Dr Gabriel Jamie

Biography & Research

Gabriel Jamie with Mozambican Tailorbird

Gabriel Jamie with Mozambican Tailorbird, Njesi Plateau, November 2016 (photo by Mac Stone).

Gabriel Jamie became interested in science as a child through watching birds, first in Cape Town and then in the United Kingdom. This has resulted in a life-long avian obsession that has led him to fieldwork on birds in many places around the world. As a teenager he worked on projects studying migratory birds in the Danube Delta of Romania and on Antikythira in Greece. While doing an undergraduate degree in Natural Sciences at the University of Cambridge, Gabriel spent summers working as a research assistant studying bird communities in Peru with scientists from Oxford University and Conservation International. After graduating, Gabriel went on to do a PhD with Professor Claire Spottiswoode at University of Cambridge conducting fieldwork in Zambia to study mimicry and speciation in the brood-parasitic Vidua finches (indigobirds and whydahs), funded by The Leverhulme Trust.

Gabriel is currently a BBSRC-funded post-doctoral research associate at the University of Cambridge where he continues to study brood-parasitic birds in Africa. Gabriel’s current work focuses on the interactions between the brood-parasitic Cuckoo Finch (Anomalospiza imberbis) and its Tawny-flanked Prinia (Prinia subflava) hosts. Prinias have evolved incredibly diverse eggs which vary dramatically in colour and pattern between individuals. In collaboration with Professor Michael Sorenson of Boston University and Professor Claire Spottiswoode of Cambridge/University of Cape Town, Gabriel is currently investigating the genetic basis of this diversity and the consequences of this genetic architecture for the co-evolutionary trajectories in the ongoing arms race between prinias and their Cuckoo Finch parasites.

Gabriel is involved in ornithological expeditionary work and the conservation of African birds and is a Research Associate at the FitzPatrick Institute of African Ornithology at the University of Cape Town. In November 2016, Gabriel was part of an expedition to the Njesi Plateau in northern Mozambique with researchers from BINCO. Together with Sam Jones, they discovered new populations of the highly endangered Mozambican Tailorbird (Artisornis sousae) and Dapplethroat (Modulatrix orostruthus) as well as finding two species previously unrecorded from Mozambique (publication here).

 

See also:

Publications | Google Scholar Profile Departmental Webpage | Xeno-canto profile

News

New paper on host-specific mimicry by indigobird and whydah chicks

In a new paper published in Evolution, Dr Gabriel Jamie along with Silky Hamama, Collins Moya and Prof.

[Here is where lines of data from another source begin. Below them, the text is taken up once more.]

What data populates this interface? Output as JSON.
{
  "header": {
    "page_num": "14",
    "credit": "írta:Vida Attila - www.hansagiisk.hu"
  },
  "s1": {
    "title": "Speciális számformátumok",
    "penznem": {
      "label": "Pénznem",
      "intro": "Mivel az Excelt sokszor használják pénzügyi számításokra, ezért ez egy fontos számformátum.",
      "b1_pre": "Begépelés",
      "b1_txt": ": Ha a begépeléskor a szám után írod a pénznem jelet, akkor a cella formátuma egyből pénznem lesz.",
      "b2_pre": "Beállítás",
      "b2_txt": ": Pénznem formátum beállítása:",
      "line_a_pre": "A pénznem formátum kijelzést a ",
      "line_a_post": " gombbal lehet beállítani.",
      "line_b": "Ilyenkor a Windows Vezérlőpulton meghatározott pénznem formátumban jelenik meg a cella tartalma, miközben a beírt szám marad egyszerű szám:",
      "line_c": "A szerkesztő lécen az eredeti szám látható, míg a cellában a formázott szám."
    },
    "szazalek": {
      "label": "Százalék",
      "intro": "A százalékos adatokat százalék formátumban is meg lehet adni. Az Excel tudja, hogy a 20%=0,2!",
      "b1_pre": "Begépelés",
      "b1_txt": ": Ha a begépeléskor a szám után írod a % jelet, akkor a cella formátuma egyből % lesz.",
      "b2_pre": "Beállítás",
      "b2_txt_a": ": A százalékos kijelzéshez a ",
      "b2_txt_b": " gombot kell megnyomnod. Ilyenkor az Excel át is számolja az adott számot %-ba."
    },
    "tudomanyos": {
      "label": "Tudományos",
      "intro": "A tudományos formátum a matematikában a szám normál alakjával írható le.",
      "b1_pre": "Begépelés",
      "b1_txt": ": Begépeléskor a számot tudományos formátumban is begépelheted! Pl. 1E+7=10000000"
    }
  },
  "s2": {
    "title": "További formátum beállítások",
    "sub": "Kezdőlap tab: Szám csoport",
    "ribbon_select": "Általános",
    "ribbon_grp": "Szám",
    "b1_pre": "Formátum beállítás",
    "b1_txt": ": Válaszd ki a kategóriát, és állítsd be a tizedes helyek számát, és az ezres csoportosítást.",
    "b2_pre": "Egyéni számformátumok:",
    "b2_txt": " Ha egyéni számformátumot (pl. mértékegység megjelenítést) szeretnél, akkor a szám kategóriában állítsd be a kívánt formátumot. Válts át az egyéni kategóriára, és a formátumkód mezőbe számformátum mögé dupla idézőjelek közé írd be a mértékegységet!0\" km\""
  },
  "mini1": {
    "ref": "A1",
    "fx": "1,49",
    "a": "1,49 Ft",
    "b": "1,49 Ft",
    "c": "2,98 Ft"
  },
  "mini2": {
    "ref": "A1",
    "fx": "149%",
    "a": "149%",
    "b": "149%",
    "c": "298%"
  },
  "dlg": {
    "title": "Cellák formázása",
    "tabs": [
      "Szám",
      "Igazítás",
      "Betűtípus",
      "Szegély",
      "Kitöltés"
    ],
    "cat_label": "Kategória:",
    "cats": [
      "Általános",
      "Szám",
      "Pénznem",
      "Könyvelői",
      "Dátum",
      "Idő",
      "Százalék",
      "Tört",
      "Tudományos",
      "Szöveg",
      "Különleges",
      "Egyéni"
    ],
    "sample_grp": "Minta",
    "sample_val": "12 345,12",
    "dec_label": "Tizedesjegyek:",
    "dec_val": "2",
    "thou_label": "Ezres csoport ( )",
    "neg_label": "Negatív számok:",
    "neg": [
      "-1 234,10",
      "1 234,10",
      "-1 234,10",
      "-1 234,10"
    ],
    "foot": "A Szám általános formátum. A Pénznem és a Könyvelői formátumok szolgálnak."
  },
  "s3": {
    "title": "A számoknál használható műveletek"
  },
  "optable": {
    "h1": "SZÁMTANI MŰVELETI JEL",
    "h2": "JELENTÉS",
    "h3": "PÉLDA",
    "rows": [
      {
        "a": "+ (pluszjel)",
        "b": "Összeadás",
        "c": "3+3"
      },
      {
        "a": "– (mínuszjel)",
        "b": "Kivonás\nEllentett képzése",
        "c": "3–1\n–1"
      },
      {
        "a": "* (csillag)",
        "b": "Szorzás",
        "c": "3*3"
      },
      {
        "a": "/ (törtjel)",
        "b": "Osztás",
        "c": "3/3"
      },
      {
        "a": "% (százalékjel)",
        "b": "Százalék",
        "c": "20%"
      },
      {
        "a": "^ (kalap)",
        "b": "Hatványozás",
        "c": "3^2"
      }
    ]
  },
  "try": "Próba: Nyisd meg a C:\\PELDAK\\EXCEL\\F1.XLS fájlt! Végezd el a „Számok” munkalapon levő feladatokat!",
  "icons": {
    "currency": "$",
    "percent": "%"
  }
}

Claire Spottiswoode from the African Cuckoos team and collaborators from University of Puerto Rico (Steven Van Belleghem), Princeton University (Dr Cassie Stoddard and Dr Ben Hogan) and University of Cambridge (Professor Rebecca Kilner) provide evidence of host-specific mimicry in the indigobirds and whydahs of Africa. Building on the pioneering work of Robert Payne and Jürgen Nicolai, they provide quantitative evidence that nestling Vidua finches mimic the patterns, colours and begging calls of their host’s nestling, and qualitative evidence of mimicry of host movements.

Pick of the month in Trends in Ecology and Evolution

Dr Gabriel Jamie and Dr Joana Meier’s paper “The Persistence of Polymorphisms across Species Radiations” has been selected by Trends in Ecology and Evolution as the journal Editor’s pick of the month. Read the full paper here: https://tinyurl.com/y29l4ygr

Launching Honeyguiding.me for all bird enthusiasts in Africa!

Honeyguiding.me is a citizen science project for which we welcome all records of Greater Honeyguides anywhere in Africa. Visit our Honeyguiding.me project site in English, en français & em Português!
Please also follow the Honeyguide Research Project on Twitter, Facebook or Instagram @honeyguiding.